    Very informative blog, more thinking outside the box is needed.

  • Anonymous

    Nice to be reminded of how things could really be. As a psychotherapist within HR I would argue that these points becoming a part of our working culture is vital. We are not designed to sit for long periods. Our creativity is definitely stifled through long periods at the desk, so if your SMT are not up for a stroll for your next meeting, please do get up and get sparky at that water cooler!

  • We used to have management update meetings that went on for 3+ hours unproductively.  Changing this to a stand up meeting made the updates more specific and reduced the meeting time to 30-40 mins max.  Issues that needed more discussion were picked up by only the relevant people and decision making became quicker and more focussed.  More of this style of working please!

  • Having seemed to have spent a large percentage of my working life either preparing or sitting in meetings, I now reflect and think that the capita overall cost of any meeting is established and recorded at the same time the minutes of the previous meeting are read and agreed. This will focus the value and effectiveness of subject matter and question the "need" for some meetings, who should be there, and is it really the best most cost effective communication and decision making process. Meetings cannot be an accepted burdon to companies, and should be seen in the same light as any productivity related task in business.
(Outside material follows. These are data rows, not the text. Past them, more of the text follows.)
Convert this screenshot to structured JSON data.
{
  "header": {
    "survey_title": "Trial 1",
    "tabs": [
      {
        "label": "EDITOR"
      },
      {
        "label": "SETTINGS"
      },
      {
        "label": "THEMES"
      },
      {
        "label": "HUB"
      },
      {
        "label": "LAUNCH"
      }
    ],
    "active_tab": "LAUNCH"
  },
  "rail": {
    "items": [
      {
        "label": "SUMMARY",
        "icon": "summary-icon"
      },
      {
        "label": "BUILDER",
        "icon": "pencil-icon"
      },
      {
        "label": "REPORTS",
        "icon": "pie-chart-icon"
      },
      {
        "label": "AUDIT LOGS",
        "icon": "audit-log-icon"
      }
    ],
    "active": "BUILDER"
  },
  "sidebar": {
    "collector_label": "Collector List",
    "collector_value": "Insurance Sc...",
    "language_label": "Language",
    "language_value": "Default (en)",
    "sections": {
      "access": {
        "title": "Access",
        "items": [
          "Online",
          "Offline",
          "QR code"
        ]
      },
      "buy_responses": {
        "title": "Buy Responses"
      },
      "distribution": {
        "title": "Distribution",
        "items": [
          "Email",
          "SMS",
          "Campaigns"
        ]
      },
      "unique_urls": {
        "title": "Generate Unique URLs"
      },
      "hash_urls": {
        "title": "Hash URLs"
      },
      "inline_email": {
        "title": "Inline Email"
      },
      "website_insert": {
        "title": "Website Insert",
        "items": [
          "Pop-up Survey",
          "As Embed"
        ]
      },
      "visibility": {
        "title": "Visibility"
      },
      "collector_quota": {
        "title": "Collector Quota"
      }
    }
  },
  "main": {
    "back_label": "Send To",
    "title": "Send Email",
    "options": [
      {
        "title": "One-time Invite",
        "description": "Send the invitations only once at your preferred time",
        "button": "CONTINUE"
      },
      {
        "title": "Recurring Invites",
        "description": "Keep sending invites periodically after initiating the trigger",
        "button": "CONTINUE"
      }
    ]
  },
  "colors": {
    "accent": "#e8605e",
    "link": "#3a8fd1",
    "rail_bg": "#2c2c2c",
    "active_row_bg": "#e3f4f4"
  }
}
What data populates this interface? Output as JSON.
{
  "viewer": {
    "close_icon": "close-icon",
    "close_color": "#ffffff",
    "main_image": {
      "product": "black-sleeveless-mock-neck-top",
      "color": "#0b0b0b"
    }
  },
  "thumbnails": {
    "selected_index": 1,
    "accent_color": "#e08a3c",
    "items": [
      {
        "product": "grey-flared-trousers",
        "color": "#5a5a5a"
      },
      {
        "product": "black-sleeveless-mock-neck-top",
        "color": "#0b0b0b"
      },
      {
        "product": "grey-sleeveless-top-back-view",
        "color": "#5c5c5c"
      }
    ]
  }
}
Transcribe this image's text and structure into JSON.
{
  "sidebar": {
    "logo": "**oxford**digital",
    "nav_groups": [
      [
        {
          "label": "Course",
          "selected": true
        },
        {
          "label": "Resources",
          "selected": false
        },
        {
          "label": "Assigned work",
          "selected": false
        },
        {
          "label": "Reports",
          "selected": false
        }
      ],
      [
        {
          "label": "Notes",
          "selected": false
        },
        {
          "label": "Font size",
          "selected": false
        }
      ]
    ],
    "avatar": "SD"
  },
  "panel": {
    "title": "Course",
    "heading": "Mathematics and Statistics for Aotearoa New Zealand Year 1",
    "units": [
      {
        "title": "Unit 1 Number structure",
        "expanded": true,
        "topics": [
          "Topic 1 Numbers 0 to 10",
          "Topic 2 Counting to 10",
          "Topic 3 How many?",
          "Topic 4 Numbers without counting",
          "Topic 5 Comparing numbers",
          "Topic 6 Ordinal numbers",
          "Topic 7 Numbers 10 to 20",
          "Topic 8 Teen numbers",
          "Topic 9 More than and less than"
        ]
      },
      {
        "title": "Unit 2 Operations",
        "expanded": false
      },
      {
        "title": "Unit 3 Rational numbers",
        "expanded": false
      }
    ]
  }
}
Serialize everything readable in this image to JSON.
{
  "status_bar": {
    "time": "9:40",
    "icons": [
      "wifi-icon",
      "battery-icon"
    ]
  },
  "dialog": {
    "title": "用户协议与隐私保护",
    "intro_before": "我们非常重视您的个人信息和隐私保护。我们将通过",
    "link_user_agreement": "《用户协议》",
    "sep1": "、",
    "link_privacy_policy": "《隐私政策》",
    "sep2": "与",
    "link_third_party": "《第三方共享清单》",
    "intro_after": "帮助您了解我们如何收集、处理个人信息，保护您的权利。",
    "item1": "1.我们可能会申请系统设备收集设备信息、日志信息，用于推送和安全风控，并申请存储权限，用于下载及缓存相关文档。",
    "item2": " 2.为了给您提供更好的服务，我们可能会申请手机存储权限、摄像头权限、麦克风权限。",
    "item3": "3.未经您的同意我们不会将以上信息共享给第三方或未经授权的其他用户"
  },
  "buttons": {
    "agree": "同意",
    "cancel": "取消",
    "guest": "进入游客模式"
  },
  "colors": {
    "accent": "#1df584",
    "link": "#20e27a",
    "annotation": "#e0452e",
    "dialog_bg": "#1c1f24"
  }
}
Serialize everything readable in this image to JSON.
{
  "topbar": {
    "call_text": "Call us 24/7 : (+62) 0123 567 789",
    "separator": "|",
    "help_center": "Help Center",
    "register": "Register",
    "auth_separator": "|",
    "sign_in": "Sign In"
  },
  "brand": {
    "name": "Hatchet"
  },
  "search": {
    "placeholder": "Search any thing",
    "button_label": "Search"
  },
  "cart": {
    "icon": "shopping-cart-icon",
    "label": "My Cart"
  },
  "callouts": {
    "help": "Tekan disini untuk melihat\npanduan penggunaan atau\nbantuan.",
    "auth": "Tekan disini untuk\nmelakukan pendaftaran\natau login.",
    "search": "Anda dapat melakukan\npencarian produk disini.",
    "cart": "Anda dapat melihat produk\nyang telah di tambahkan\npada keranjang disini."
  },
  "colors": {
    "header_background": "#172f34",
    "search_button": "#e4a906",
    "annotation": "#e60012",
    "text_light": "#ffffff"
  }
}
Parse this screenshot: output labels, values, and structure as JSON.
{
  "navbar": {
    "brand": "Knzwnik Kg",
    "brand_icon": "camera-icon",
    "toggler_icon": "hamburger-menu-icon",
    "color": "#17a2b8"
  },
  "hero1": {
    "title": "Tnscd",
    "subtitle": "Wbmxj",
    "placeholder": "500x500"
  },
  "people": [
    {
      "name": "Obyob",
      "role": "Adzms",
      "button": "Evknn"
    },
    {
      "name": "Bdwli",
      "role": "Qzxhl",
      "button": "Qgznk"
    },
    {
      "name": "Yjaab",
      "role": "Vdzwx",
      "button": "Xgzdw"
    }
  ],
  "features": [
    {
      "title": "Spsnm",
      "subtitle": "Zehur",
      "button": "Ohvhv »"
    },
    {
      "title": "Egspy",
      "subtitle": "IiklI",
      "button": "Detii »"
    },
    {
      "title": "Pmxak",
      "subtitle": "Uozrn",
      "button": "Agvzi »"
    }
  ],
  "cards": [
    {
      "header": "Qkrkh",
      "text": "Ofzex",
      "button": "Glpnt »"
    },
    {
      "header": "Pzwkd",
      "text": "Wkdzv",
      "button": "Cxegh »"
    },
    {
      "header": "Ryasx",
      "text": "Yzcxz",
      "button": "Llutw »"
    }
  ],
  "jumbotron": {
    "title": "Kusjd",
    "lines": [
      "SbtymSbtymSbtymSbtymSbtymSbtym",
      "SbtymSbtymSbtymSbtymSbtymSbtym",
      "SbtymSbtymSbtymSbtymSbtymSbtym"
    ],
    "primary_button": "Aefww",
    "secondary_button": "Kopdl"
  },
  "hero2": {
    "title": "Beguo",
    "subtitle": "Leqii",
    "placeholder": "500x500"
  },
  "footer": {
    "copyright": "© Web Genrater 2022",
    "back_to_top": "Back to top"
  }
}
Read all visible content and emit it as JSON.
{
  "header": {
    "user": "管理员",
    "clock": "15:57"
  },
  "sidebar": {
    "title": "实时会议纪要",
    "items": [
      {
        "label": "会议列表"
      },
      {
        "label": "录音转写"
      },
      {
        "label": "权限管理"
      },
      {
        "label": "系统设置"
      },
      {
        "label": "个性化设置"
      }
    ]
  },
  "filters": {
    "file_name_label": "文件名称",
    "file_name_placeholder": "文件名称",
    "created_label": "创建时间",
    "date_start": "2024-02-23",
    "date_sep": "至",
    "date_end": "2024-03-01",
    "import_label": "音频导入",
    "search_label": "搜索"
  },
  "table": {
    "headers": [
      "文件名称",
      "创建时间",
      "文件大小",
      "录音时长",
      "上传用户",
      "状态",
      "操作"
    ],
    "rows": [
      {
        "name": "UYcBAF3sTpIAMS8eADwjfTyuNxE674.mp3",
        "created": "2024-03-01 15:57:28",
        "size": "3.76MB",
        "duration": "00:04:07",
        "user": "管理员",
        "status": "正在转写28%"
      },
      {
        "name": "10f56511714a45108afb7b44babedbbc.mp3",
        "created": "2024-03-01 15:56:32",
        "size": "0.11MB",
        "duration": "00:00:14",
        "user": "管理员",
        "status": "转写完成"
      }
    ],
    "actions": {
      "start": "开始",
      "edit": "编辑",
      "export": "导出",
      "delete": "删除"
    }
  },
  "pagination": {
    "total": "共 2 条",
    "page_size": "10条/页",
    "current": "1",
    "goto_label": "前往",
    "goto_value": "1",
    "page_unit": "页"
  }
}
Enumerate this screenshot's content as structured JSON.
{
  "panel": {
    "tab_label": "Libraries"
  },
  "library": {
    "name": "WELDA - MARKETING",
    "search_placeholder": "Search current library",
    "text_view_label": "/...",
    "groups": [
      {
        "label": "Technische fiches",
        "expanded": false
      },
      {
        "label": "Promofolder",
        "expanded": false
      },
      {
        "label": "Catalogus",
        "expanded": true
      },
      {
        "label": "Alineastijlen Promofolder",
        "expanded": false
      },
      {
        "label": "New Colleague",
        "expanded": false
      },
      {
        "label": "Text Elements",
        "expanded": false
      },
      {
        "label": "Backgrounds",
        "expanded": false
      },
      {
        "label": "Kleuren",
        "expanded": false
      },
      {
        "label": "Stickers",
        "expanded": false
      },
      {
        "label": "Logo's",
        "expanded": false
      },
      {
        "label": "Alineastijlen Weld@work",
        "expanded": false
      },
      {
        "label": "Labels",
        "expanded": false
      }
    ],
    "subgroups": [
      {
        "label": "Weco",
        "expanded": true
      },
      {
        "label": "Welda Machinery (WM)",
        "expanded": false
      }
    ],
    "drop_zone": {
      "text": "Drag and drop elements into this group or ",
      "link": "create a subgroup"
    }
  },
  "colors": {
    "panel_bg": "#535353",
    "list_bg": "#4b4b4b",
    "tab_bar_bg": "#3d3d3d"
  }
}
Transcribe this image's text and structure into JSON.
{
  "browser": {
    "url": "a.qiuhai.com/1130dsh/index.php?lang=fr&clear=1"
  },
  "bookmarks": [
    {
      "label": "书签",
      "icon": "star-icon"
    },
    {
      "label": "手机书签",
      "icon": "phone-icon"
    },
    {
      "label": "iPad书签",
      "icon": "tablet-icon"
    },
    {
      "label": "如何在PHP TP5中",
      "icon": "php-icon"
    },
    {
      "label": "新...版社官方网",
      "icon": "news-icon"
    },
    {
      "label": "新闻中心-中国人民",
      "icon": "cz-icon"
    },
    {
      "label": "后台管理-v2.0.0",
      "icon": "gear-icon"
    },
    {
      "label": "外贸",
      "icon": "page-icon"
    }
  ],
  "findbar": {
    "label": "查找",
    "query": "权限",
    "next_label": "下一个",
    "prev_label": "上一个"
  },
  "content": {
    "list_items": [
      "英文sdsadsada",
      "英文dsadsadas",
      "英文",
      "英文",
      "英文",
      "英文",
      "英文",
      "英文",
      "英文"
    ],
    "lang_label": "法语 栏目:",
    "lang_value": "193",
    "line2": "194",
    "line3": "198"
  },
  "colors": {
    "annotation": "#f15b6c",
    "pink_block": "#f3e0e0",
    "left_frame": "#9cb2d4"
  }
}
Any initiative to make meetings more cost as well as health "effective" would get my vote.